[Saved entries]
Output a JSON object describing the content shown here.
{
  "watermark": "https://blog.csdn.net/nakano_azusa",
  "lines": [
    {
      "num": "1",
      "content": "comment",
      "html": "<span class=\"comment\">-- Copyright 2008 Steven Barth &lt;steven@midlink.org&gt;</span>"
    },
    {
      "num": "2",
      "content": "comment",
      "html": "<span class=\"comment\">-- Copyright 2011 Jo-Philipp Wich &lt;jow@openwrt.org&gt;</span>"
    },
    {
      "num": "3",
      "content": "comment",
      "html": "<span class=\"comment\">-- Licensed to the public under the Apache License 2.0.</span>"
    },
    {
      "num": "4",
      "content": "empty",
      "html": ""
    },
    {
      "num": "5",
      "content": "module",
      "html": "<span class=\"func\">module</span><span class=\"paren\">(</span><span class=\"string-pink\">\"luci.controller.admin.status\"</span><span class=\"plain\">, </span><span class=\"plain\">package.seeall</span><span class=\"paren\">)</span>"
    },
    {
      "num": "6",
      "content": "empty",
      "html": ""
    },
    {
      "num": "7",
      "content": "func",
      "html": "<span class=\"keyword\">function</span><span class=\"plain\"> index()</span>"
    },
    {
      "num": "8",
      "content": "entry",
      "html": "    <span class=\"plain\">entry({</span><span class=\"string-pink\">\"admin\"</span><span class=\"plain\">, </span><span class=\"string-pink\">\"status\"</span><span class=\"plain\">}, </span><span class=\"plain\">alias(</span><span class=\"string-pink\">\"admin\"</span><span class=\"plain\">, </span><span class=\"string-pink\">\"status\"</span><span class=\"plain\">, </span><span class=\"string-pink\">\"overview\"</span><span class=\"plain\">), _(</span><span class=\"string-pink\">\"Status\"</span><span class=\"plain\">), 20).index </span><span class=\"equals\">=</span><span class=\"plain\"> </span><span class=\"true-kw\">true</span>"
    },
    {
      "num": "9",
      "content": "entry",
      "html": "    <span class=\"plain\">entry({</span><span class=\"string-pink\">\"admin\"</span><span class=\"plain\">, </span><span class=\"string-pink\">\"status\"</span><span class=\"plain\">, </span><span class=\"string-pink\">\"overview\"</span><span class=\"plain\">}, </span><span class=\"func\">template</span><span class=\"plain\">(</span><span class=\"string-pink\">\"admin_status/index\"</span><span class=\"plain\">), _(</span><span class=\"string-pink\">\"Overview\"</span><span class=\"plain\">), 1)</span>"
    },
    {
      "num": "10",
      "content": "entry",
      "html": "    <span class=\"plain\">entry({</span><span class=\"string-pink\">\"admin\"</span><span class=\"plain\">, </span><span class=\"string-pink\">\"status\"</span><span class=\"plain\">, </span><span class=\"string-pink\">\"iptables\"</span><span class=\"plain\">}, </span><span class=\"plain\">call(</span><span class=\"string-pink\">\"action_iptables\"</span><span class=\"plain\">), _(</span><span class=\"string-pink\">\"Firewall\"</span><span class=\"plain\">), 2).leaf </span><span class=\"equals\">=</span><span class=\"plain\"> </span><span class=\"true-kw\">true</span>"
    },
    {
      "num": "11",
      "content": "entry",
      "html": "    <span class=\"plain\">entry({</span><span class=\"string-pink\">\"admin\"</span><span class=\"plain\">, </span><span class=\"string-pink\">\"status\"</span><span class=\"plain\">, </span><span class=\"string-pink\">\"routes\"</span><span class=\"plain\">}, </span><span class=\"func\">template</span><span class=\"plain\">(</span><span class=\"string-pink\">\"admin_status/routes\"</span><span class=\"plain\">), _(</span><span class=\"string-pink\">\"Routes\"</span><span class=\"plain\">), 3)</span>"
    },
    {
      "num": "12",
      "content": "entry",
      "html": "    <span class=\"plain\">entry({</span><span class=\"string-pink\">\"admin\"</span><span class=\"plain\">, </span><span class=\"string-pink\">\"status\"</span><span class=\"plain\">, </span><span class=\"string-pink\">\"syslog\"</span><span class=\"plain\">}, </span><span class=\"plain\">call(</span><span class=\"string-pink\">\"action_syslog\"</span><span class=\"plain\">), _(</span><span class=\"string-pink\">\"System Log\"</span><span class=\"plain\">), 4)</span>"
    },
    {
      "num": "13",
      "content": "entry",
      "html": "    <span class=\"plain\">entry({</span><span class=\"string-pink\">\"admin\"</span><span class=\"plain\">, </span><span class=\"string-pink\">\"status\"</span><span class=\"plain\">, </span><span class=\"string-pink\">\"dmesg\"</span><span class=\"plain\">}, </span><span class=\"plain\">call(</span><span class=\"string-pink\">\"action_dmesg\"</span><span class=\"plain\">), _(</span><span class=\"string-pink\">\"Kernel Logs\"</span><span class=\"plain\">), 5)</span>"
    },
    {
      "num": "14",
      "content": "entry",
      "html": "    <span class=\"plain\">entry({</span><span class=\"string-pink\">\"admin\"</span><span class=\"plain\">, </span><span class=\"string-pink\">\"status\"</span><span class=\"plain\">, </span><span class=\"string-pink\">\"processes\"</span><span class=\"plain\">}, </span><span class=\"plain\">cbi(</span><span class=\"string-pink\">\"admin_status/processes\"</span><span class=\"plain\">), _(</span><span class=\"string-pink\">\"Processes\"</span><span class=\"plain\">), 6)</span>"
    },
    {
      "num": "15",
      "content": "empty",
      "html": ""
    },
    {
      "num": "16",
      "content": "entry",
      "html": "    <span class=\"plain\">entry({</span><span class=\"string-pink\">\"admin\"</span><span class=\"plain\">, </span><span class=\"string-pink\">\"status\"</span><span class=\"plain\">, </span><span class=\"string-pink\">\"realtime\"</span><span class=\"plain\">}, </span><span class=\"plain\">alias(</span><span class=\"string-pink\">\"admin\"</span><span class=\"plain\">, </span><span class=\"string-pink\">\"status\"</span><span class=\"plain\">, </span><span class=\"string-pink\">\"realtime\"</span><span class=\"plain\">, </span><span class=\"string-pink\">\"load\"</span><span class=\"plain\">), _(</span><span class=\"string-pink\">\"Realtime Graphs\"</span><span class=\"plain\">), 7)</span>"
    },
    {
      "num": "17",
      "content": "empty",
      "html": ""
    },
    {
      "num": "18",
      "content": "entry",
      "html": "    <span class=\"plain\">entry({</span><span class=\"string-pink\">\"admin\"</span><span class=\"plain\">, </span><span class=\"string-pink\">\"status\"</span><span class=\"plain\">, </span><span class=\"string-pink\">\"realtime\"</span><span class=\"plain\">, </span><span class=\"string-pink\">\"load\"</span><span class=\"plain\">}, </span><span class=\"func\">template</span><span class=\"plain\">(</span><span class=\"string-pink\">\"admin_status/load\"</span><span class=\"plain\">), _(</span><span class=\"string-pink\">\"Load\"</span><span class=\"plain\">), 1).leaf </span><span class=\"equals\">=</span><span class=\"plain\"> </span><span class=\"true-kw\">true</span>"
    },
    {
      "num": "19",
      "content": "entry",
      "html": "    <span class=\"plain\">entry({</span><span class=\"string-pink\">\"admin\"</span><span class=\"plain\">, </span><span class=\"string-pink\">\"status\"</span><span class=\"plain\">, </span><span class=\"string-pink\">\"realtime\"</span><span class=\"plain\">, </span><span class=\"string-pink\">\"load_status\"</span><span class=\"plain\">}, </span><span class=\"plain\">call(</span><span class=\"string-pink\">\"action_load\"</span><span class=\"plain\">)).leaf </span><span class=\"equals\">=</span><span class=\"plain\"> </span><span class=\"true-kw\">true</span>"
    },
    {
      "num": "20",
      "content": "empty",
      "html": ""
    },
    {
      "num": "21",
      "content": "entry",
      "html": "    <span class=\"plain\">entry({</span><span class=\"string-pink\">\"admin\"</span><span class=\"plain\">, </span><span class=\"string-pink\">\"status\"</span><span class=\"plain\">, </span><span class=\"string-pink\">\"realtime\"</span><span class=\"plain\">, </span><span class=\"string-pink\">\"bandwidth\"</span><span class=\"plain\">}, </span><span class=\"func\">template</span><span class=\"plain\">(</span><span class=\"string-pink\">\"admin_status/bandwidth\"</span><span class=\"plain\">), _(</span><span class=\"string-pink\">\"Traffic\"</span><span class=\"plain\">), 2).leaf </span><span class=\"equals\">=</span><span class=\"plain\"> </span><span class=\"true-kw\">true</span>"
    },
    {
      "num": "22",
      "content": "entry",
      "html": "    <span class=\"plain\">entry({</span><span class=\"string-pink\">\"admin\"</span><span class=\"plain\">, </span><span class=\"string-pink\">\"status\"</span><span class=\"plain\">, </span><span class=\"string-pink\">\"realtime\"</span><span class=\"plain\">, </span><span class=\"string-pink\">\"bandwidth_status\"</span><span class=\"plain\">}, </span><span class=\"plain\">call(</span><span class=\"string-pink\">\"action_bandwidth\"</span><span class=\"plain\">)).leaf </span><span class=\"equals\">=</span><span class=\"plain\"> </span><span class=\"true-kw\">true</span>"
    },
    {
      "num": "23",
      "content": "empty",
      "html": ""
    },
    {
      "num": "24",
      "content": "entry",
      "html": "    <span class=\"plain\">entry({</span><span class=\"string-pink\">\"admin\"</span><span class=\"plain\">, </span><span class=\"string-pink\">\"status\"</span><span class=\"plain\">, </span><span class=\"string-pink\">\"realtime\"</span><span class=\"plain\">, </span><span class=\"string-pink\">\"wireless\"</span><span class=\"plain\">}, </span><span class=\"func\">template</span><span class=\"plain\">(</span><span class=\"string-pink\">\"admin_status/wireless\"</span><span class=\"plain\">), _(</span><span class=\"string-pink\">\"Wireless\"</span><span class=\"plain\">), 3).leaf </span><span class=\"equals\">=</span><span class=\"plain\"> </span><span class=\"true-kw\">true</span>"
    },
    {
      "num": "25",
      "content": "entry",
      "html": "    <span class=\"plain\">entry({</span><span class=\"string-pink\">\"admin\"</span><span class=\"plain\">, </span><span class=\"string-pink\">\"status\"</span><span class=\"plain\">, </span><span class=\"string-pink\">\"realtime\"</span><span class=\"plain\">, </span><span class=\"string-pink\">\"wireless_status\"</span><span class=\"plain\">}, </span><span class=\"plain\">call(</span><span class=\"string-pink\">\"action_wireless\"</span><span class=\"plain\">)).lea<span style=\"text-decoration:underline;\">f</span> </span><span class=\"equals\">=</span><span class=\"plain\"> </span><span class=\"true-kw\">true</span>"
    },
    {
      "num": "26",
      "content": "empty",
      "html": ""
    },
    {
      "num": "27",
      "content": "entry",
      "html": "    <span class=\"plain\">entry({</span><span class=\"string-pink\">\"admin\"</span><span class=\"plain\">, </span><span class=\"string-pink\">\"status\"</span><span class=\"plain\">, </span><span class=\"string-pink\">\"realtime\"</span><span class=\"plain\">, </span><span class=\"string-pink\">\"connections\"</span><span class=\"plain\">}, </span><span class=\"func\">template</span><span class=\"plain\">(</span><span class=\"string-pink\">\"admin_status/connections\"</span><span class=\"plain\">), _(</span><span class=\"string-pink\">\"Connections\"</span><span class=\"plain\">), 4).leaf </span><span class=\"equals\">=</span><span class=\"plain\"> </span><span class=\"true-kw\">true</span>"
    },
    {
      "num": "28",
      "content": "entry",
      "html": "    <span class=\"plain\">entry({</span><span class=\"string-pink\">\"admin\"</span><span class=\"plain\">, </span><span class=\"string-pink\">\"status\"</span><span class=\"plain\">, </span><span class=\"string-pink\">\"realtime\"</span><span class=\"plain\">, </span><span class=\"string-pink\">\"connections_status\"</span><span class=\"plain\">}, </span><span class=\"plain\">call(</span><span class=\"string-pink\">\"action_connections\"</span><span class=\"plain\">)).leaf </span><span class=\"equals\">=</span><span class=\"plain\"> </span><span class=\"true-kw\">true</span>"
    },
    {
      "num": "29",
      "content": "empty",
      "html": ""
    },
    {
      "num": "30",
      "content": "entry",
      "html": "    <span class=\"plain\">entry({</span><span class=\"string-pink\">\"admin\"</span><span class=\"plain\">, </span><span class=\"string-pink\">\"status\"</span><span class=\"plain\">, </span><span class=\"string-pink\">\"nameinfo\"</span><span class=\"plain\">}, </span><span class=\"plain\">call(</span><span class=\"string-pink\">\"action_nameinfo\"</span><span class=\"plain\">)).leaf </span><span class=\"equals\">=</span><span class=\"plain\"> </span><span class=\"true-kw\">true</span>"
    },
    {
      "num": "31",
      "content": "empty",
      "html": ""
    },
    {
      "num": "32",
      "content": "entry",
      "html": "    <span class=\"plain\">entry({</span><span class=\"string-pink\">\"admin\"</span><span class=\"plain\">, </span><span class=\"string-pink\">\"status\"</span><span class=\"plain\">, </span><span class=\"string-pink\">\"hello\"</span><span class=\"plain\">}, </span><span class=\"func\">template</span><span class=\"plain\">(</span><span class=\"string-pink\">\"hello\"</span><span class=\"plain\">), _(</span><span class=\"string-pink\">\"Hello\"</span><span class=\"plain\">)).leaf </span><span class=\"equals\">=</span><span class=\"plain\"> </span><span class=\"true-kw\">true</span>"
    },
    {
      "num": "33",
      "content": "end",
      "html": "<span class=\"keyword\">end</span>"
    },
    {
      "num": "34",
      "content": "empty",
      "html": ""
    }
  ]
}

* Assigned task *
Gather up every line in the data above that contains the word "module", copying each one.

* Task solution *
      "content": "module",
      "html": "<span class=\"func\">module</span><span class=\"paren\">(</span><span class=\"string-pink\">\"luci.controller.admin.status\"</span><span class=\"plain\">, </span><span class=\"plain\">package.seeall</span><span class=\"paren\">)</span>"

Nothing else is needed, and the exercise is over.